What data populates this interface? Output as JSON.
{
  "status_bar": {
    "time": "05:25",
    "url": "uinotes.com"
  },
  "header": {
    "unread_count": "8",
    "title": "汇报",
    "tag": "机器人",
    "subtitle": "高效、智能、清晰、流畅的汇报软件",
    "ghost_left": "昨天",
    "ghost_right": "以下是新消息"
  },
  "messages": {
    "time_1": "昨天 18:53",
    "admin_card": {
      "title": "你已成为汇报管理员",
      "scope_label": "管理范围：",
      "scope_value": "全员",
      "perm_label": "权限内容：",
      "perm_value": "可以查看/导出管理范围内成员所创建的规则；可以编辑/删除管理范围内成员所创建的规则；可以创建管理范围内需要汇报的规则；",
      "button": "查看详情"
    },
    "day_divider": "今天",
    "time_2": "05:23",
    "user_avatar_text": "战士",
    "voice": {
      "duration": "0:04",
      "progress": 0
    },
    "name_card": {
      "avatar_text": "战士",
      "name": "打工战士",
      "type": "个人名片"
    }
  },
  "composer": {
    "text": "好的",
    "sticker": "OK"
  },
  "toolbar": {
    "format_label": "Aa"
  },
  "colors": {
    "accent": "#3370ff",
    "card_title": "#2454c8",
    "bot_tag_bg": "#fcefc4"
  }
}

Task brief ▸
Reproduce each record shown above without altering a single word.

Worked solution ▸
What data populates this interface? Output as JSON.
{
  "status_bar": {
    "time": "05:25",
    "url": "uinotes.com"
  },
  "header": {
    "unread_count": "8",
    "title": "汇报",
    "tag": "机器人",
    "subtitle": "高效、智能、清晰、流畅的汇报软件",
    "ghost_left": "昨天",
    "ghost_right": "以下是新消息"
  },
  "messages": {
    "time_1": "昨天 18:53",
    "admin_card": {
      "title": "你已成为汇报管理员",
      "scope_label": "管理范围：",
      "scope_value": "全员",
      "perm_label": "权限内容：",
      "perm_value": "可以查看/导出管理范围内成员所创建的规则；可以编辑/删除管理范围内成员所创建的规则；可以创建管理范围内需要汇报的规则；",
      "button": "查看详情"
    },
    "day_divider": "今天",
    "time_2": "05:23",
    "user_avatar_text": "战士",
    "voice": {
      "duration": "0:04",
      "progress": 0
    },
    "name_card": {
      "avatar_text": "战士",
      "name": "打工战士",
      "type": "个人名片"
    }
  },
  "composer": {
    "text": "好的",
    "sticker": "OK"
  },
  "toolbar": {
    "format_label": "Aa"
  },
  "colors": {
    "accent": "#3370ff",
    "card_title": "#2454c8",
    "bot_tag_bg": "#fcefc4"
  }
}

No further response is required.